(Data items)

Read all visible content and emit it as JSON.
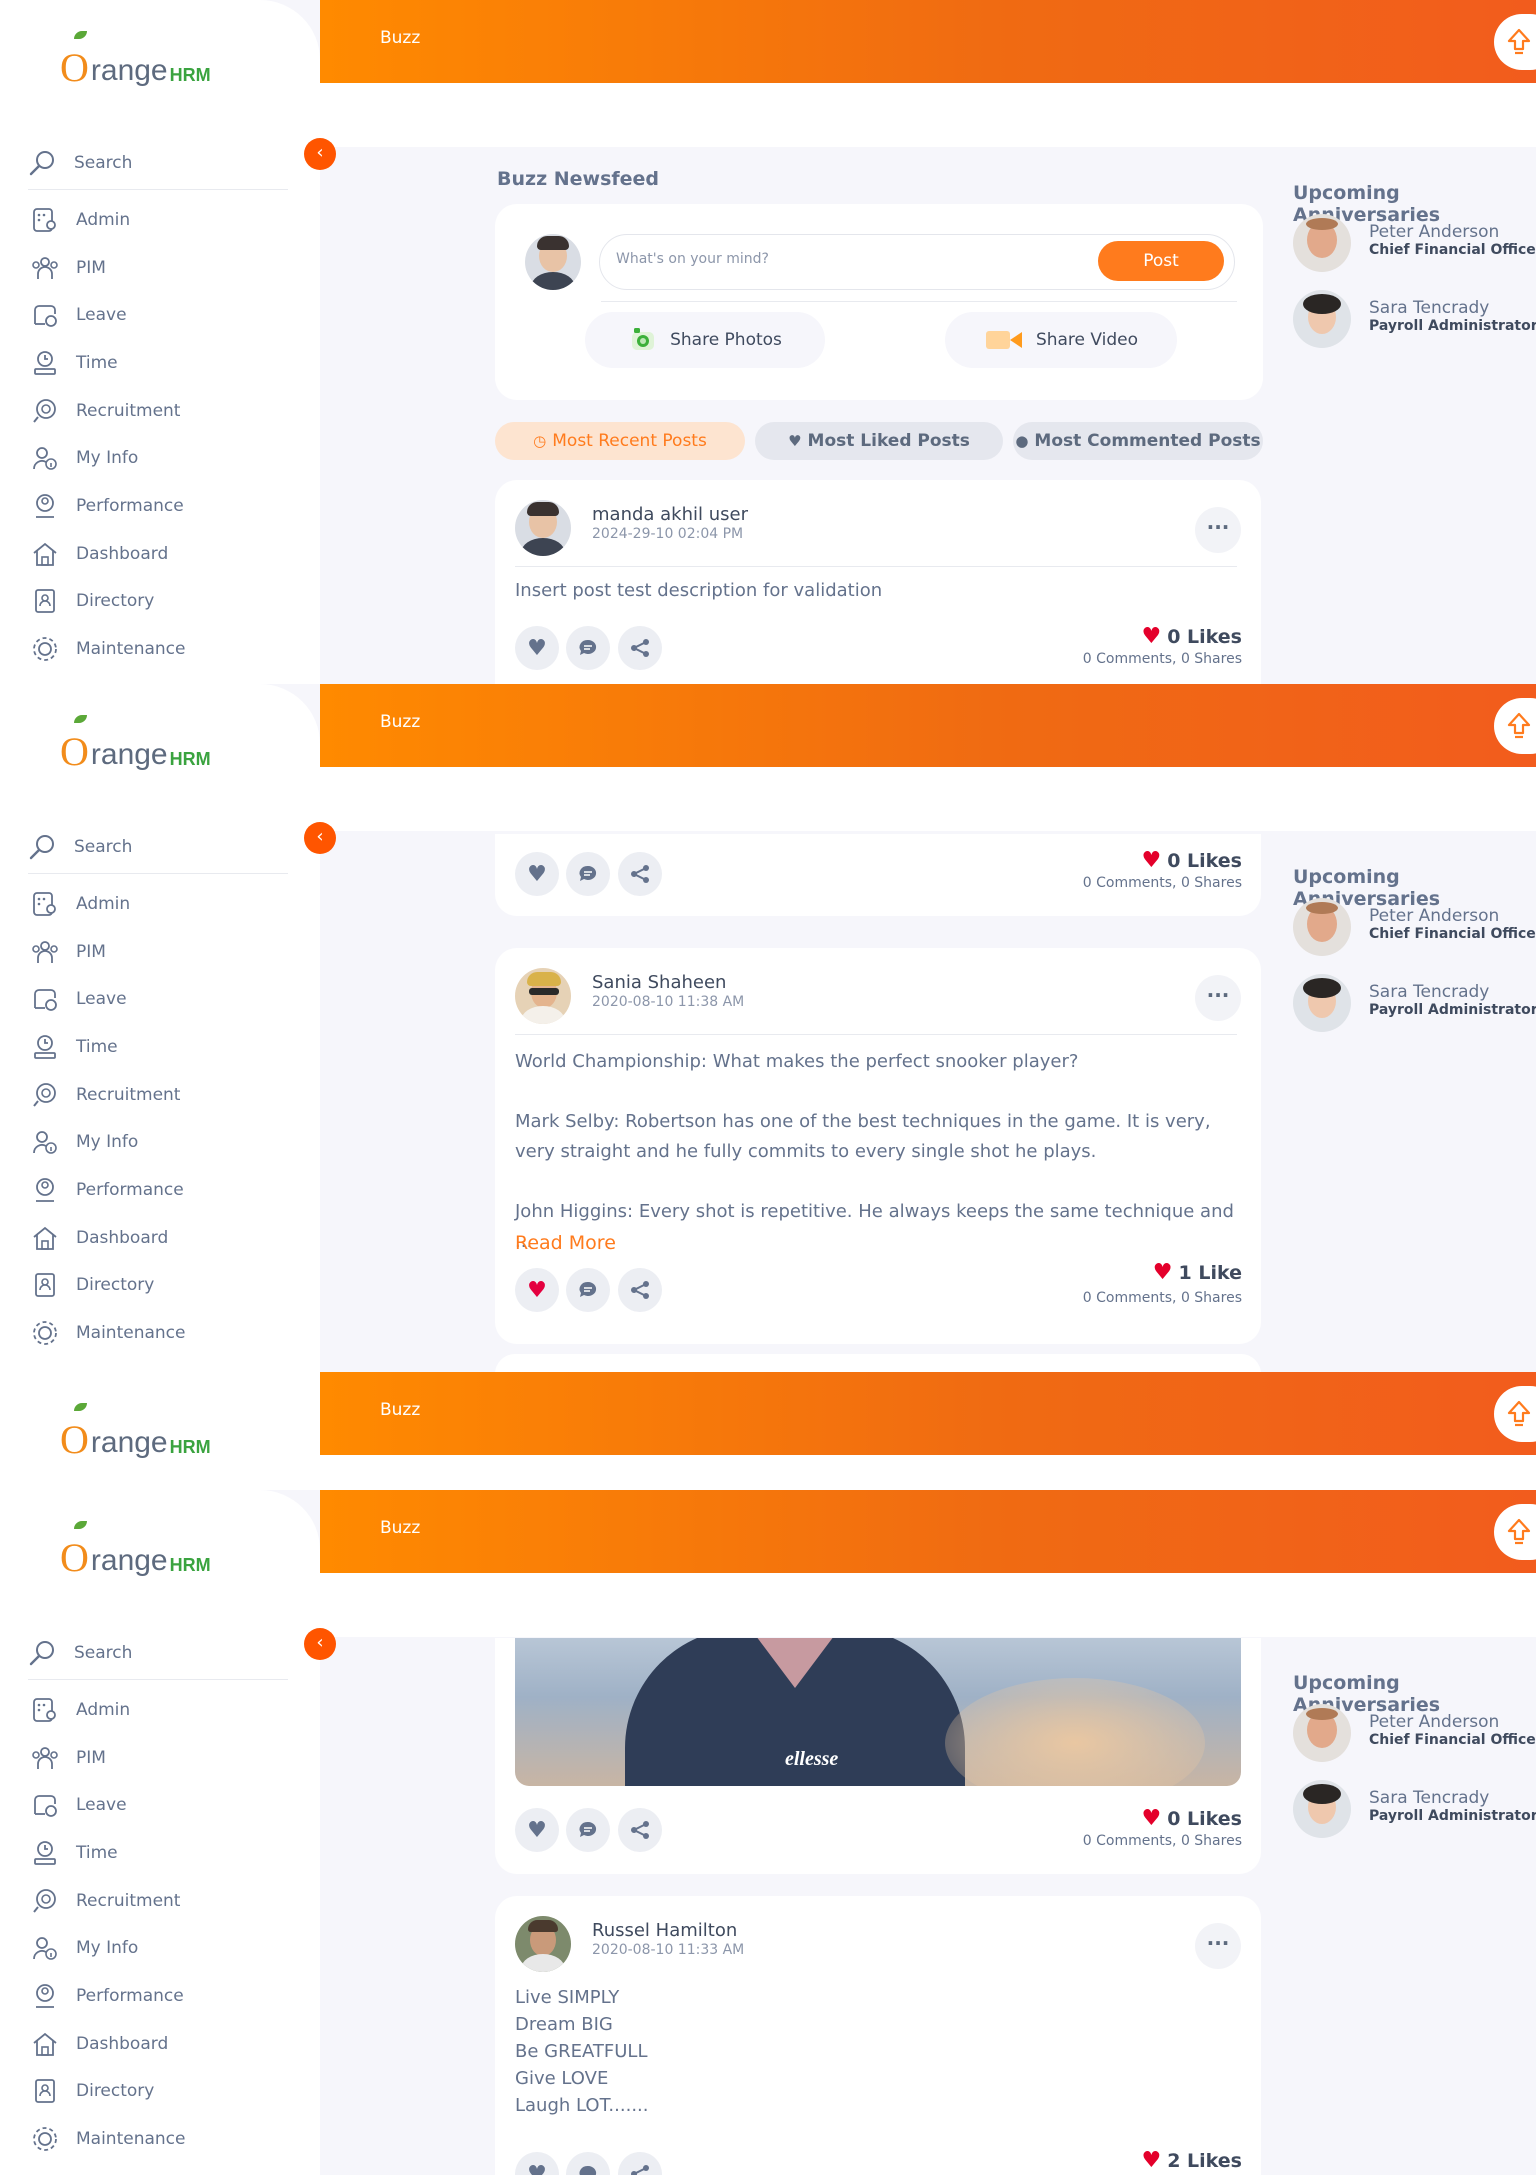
{
  "brand": {
    "letter": "O",
    "word": "range",
    "suffix": "HRM"
  },
  "header": {
    "title": "Buzz"
  },
  "sidebar": {
    "search_label": "Search",
    "items": [
      {
        "label": "Admin",
        "icon": "admin-icon"
      },
      {
        "label": "PIM",
        "icon": "pim-icon"
      },
      {
        "label": "Leave",
        "icon": "leave-icon"
      },
      {
        "label": "Time",
        "icon": "time-icon"
      },
      {
        "label": "Recruitment",
        "icon": "recruitment-icon"
      },
      {
        "label": "My Info",
        "icon": "myinfo-icon"
      },
      {
        "label": "Performance",
        "icon": "performance-icon"
      },
      {
        "label": "Dashboard",
        "icon": "dashboard-icon"
      },
      {
        "label": "Directory",
        "icon": "directory-icon"
      },
      {
        "label": "Maintenance",
        "icon": "maintenance-icon"
      }
    ]
  },
  "newsfeed": {
    "title": "Buzz Newsfeed",
    "placeholder": "What's on your mind?",
    "post_label": "Post",
    "share_photos": "Share Photos",
    "share_video": "Share Video",
    "tabs": [
      "Most Recent Posts",
      "Most Liked Posts",
      "Most Commented Posts"
    ]
  },
  "posts": [
    {
      "author": "manda akhil user",
      "date": "2024-29-10 02:04 PM",
      "text": "Insert post test description for validation",
      "likes": "0 Likes",
      "stats": "0 Comments, 0 Shares"
    },
    {
      "likes": "0 Likes",
      "stats": "0 Comments, 0 Shares"
    },
    {
      "author": "Sania Shaheen",
      "date": "2020-08-10 11:38 AM",
      "para1": "World Championship: What makes the perfect snooker player?",
      "para2": "Mark Selby: Robertson has one of the best techniques in the game. It is very, very straight and he fully commits to every single shot he plays.",
      "para3": "John Higgins: Every shot is repetitive. He always keeps the same technique and ...",
      "read_more": "Read More",
      "likes": "1 Like",
      "stats": "0 Comments, 0 Shares"
    },
    {
      "photo_text": "ellesse",
      "likes": "0 Likes",
      "stats": "0 Comments, 0 Shares"
    },
    {
      "author": "Russel Hamilton",
      "date": "2020-08-10 11:33 AM",
      "lines": [
        "Live SIMPLY",
        "Dream BIG",
        "Be GREATFULL",
        "Give LOVE",
        "Laugh LOT......."
      ],
      "likes": "2 Likes"
    }
  ],
  "anniversaries": {
    "title": "Upcoming Anniversaries",
    "people": [
      {
        "name": "Peter Anderson",
        "role": "Chief Financial Officer"
      },
      {
        "name": "Sara Tencrady",
        "role": "Payroll Administrator"
      }
    ]
  }
}
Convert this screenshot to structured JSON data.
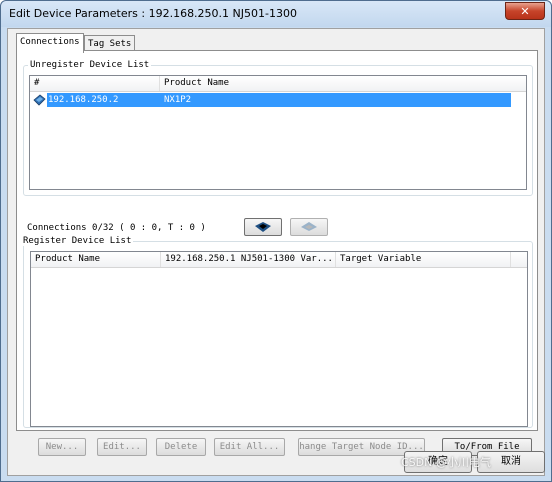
{
  "window": {
    "title": "Edit Device Parameters : 192.168.250.1 NJ501-1300",
    "close_label": "✕"
  },
  "tabs": [
    {
      "label": "Connections"
    },
    {
      "label": "Tag Sets"
    }
  ],
  "unregister": {
    "group_label": "Unregister Device List",
    "columns": [
      "#",
      "Product Name"
    ],
    "rows": [
      {
        "address": "192.168.250.2",
        "product": "NX1P2"
      }
    ]
  },
  "connections_status": "Connections 0/32 ( 0 : 0, T : 0 )",
  "register": {
    "group_label": "Register Device List",
    "columns": [
      "Product Name",
      "192.168.250.1 NJ501-1300 Var...",
      "Target Variable"
    ]
  },
  "buttons": {
    "new": "New...",
    "edit": "Edit...",
    "delete": "Delete",
    "edit_all": "Edit All...",
    "change_target": "hange Target Node ID...",
    "to_from_file": "To/From File"
  },
  "dialog_buttons": {
    "ok": "确定",
    "cancel": "取消"
  },
  "watermark": "CSDN @小川电气",
  "colors": {
    "selection": "#3399ff",
    "titlebar": "#c2d7ee"
  }
}
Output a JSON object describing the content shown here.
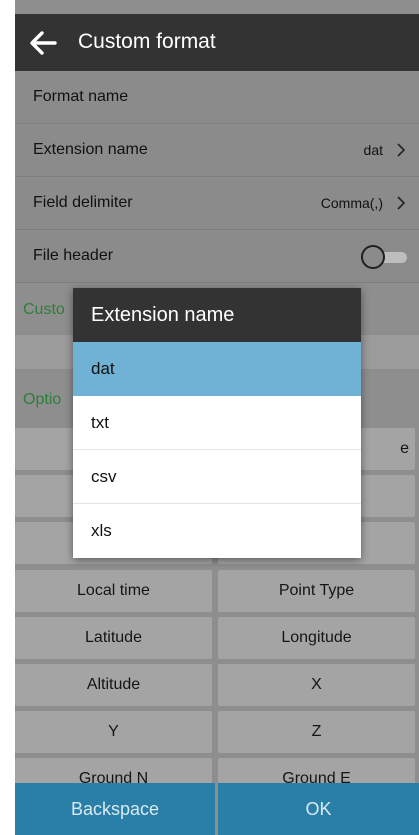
{
  "header": {
    "title": "Custom format"
  },
  "settings": {
    "format_name": {
      "label": "Format name"
    },
    "extension_name": {
      "label": "Extension name",
      "value": "dat"
    },
    "field_delimiter": {
      "label": "Field delimiter",
      "value": "Comma(,)"
    },
    "file_header": {
      "label": "File header",
      "enabled": false
    }
  },
  "sections": {
    "custom_partial": "Custo",
    "optional_partial": "Optio"
  },
  "fields": {
    "partial_right_label": "e",
    "items": [
      "Local time",
      "Point Type",
      "Latitude",
      "Longitude",
      "Altitude",
      "X",
      "Y",
      "Z",
      "Ground N",
      "Ground E"
    ]
  },
  "buttons": {
    "backspace": "Backspace",
    "ok": "OK"
  },
  "dialog": {
    "title": "Extension name",
    "options": [
      "dat",
      "txt",
      "csv",
      "xls"
    ],
    "selected": "dat"
  },
  "colors": {
    "topbar": "#333333",
    "dialog_selected": "#6fb2d6",
    "button_bg": "#2a7fa8",
    "section_text": "#2e7d3a",
    "overlay_dim": "#8e8e8e"
  }
}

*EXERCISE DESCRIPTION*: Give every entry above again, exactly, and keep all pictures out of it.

*EXPECTED ANSWER*:
Read all visible content and emit it as JSON.
{
  "brand": {
    "letter": "O",
    "word": "range",
    "suffix": "HRM"
  },
  "header": {
    "title": "Buzz"
  },
  "sidebar": {
    "search_label": "Search",
    "items": [
      {
        "label": "Admin",
        "icon": "admin-icon"
      },
      {
        "label": "PIM",
        "icon": "pim-icon"
      },
      {
        "label": "Leave",
        "icon": "leave-icon"
      },
      {
        "label": "Time",
        "icon": "time-icon"
      },
      {
        "label": "Recruitment",
        "icon": "recruitment-icon"
      },
      {
        "label": "My Info",
        "icon": "myinfo-icon"
      },
      {
        "label": "Performance",
        "icon": "performance-icon"
      },
      {
        "label": "Dashboard",
        "icon": "dashboard-icon"
      },
      {
        "label": "Directory",
        "icon": "directory-icon"
      },
      {
        "label": "Maintenance",
        "icon": "maintenance-icon"
      }
    ]
  },
  "newsfeed": {
    "title": "Buzz Newsfeed",
    "placeholder": "What's on your mind?",
    "post_label": "Post",
    "share_photos": "Share Photos",
    "share_video": "Share Video",
    "tabs": [
      "Most Recent Posts",
      "Most Liked Posts",
      "Most Commented Posts"
    ]
  },
  "posts": [
    {
      "author": "manda akhil user",
      "date": "2024-29-10 02:04 PM",
      "text": "Insert post test description for validation",
      "likes": "0 Likes",
      "stats": "0 Comments, 0 Shares"
    },
    {
      "likes": "0 Likes",
      "stats": "0 Comments, 0 Shares"
    },
    {
      "author": "Sania Shaheen",
      "date": "2020-08-10 11:38 AM",
      "para1": "World Championship: What makes the perfect snooker player?",
      "para2": "Mark Selby: Robertson has one of the best techniques in the game. It is very, very straight and he fully commits to every single shot he plays.",
      "para3": "John Higgins: Every shot is repetitive. He always keeps the same technique and ...",
      "read_more": "Read More",
      "likes": "1 Like",
      "stats": "0 Comments, 0 Shares"
    },
    {
      "photo_text": "ellesse",
      "likes": "0 Likes",
      "stats": "0 Comments, 0 Shares"
    },
    {
      "author": "Russel Hamilton",
      "date": "2020-08-10 11:33 AM",
      "lines": [
        "Live SIMPLY",
        "Dream BIG",
        "Be GREATFULL",
        "Give LOVE",
        "Laugh LOT......."
      ],
      "likes": "2 Likes"
    }
  ],
  "anniversaries": {
    "title": "Upcoming Anniversaries",
    "people": [
      {
        "name": "Peter Anderson",
        "role": "Chief Financial Officer"
      },
      {
        "name": "Sara Tencrady",
        "role": "Payroll Administrator"
      }
    ]
  }
}
Convert this screenshot to structured JSON data.
{
  "window": {
    "title": "Edit Device Parameters : 192.168.250.1 NJ501-1300",
    "close_label": "✕"
  },
  "tabs": [
    {
      "label": "Connections"
    },
    {
      "label": "Tag Sets"
    }
  ],
  "unregister": {
    "group_label": "Unregister Device List",
    "columns": [
      "#",
      "Product Name"
    ],
    "rows": [
      {
        "address": "192.168.250.2",
        "product": "NX1P2"
      }
    ]
  },
  "connections_status": "Connections 0/32 ( 0 : 0, T : 0 )",
  "register": {
    "group_label": "Register Device List",
    "columns": [
      "Product Name",
      "192.168.250.1 NJ501-1300 Var...",
      "Target Variable"
    ]
  },
  "buttons": {
    "new": "New...",
    "edit": "Edit...",
    "delete": "Delete",
    "edit_all": "Edit All...",
    "change_target": "hange Target Node ID...",
    "to_from_file": "To/From File"
  },
  "dialog_buttons": {
    "ok": "确定",
    "cancel": "取消"
  },
  "watermark": "CSDN @小川电气",
  "colors": {
    "selection": "#3399ff",
    "titlebar": "#c2d7ee"
  }
}
Output a JSON object describing the content shown here.
{
  "header": {
    "title": "Custom format"
  },
  "settings": {
    "format_name": {
      "label": "Format name"
    },
    "extension_name": {
      "label": "Extension name",
      "value": "dat"
    },
    "field_delimiter": {
      "label": "Field delimiter",
      "value": "Comma(,)"
    },
    "file_header": {
      "label": "File header",
      "enabled": false
    }
  },
  "sections": {
    "custom_partial": "Custo",
    "optional_partial": "Optio"
  },
  "fields": {
    "partial_right_label": "e",
    "items": [
      "Local time",
      "Point Type",
      "Latitude",
      "Longitude",
      "Altitude",
      "X",
      "Y",
      "Z",
      "Ground N",
      "Ground E"
    ]
  },
  "buttons": {
    "backspace": "Backspace",
    "ok": "OK"
  },
  "dialog": {
    "title": "Extension name",
    "options": [
      "dat",
      "txt",
      "csv",
      "xls"
    ],
    "selected": "dat"
  },
  "colors": {
    "topbar": "#333333",
    "dialog_selected": "#6fb2d6",
    "button_bg": "#2a7fa8",
    "section_text": "#2e7d3a",
    "overlay_dim": "#8e8e8e"
  }
}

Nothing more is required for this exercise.